Readers of a non-horticultural persuasion who, in a moment of lexicological serendipity, chanced to open their dictionaries at the word capability, would find the following definition: the quality or state of being capable. Those same readers might wonder why gardeners would not deign to look the word up.
The answer is simple; in horticulture the word capability is inexorably linked with one man whose tercentenary is being celebrated this year. Lancelot Brown, who was born during the summer of 1716, became a leading exponent of the English Landscape style. He was the first choice of the Whig aristocracy when they felt that their estates needed remodelling. Once engaged, Brown rode around their grounds on his horse surveying the place, absorbing a mental picture of the terrain, and characteristically returned to their grace’s stately home proclaiming: “It all has great capabilities, sir.”
Hence his epithet. When Brown set up his own landscaping practice in 1751 he continued to receive commissions from his mentor William Kent,who introduced the Palladian style of architecture into England and, as a landscape gardener, revolutionised the layout of estates, but had a limited knowledge of horticulture.
Brown also had recommendations from his former employer Lord Cobham of Stowe who, as Richard Temple, had inherited the Stowe Estate from his father in May 1697, becoming the 4th Baronet and Whig Member of Parliament for Buckingham later that year. He fought under John Churchill, 1st Duke of Marlborough at the Battle of Venlo in September 1702, and was a political associate of William Pitt and George Grenville, both of whom became British prime ministers.
If Brown had been looking for advocates, he probably couldn’t have done better. However, after his death in 1783, Brown’s renown gradually declined as later landscapers thought his work formulaic and destructive of a place’s horticultural progenitors. His successors, such as Uvedale Price, Humphry Repton, John Claudius Loudon and even Gertrude Jekyll, castigated him for destroying examples of the preceding early-baroque parterre, Tudor knot-gardens and English baroque styles in an effort to Anglicise the stately-home landscape.
There has been something of a revival of his prowess during the last century, with such notables as Nicholas Pevsner postulating his work as a distinct style, rather than a mannered misrepresentation of nature.

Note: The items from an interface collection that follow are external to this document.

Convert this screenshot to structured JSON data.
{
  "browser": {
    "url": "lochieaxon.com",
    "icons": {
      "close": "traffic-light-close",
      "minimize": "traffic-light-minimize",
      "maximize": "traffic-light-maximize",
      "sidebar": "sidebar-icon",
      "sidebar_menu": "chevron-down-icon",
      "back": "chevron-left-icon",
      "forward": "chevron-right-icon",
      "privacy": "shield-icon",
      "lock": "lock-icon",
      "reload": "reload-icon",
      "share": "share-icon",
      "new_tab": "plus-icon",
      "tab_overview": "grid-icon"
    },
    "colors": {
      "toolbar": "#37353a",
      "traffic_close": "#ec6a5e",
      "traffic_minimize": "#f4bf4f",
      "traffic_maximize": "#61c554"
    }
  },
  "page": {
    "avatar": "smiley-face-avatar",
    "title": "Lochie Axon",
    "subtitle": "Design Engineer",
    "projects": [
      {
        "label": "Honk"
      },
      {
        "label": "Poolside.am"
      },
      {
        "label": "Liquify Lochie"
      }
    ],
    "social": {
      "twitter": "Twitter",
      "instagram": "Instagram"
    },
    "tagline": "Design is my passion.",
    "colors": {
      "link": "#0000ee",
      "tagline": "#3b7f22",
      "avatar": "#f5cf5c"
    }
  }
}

Because of his fame and the lack of any published works by Brown, it’s quite easy for gardens to find themselves linked to the great man’s name without actually being personally remastered by him. Locally, Basildon Park is a case in point.
The website ‘Capability Brown Festival 2016’ lists it as one of the 260 landscapes with which he is associated. However, the National Trust is more down to earth, in a manner of speaking, when they explain that the parkland was originally landscaped by Sir Francis Sykes, the first owner of Basildon, “inspired by the style of landscaper Capability Brown.” The problem is (and was even more so in those days of horse-drawn travel) that the landscaper could not be in more than one place at the same time.
So the time spent on each commission was necessarily limited, but Brown offered a number of options to his clients. He could simply provide a survey and plans for a landscape, leaving his client’s own workforce to execute his proposal. More often, he hired out a foreman to oversee the work, which would again be carried out by labour recruited from the estate. Eventually he had more than 20 trusted foremen on his books.
Alternatively, he could oversee and refine the work himself, usually by means of visits for a certain number of days each year. Each option carried a different price tag and probably a differing standard of execution, but that’s why so many of today’s stately homes have gardens ‘by’ Capability Brown. Some of the more famous examples of his handiwork, such as Stowe, show his influence overwriting the palimpsest of designs by Charles Bridgeman and John Vanbrugh, but he earns his spurs here under the tutelage of William Kent.
At Petworth, the 2nd Earl of Egremont commissioned Brown to landscape his 700 acres of grassland and trees. This was one of Brown’s first projects, and he removed the formal garden and fishponds of the 1690s before excavating 64,000 tons of soil to create a serpentine lake, which he bordered with poplars, birches and willows to make the ‘natural’ view pleasing. At Highclere Castle (right) 1,000 acres of sweeping parkland was designed for the 1st Earl of Carnarvon by Brown, and then developed by his son the 2nd Earl who, like his father, was passionate about the landscape. However, we need to visit Blenheim to see one of the finest examples of Brown’s work.
After being engaged by the 4th Duke of Marlborough in 1763, he transformed the surroundings of the relatively new palace. Here again he superimposed his design on original work by Vanbrugh, in this case a monumental bridge over the tiny River Glyme. In some gardens Brown’s works have been overwritten by subsequent owners. Sheffield Park in Sussex is an example where a major 20th-century woodland garden and arboretum has superseded the native trees and surrounded the lake. The collection of exotic trees and shrubs, was established by the 3rd Earl of Sheffield, from 1876-1909, and by Arthur Soames, who owned the estate from 1910-53.
After all, the earliest cultivated landscapes were simply man’s attempts at domesticating the wilderness by imposing a more agreeable arrangement of specimens, and that is what Brown excelled at. He took the best sort of view, from the realms of accidental natural occurrence, and mass produced it within the estate setting, so that the wealthy owners could view it at their ease. Nowadays we have a propensity to travel to the landscape rather than trying to bring the landscape to us, but in visiting his commissions we can see that he laid some of the most impressive foundation stones of modern landscape design.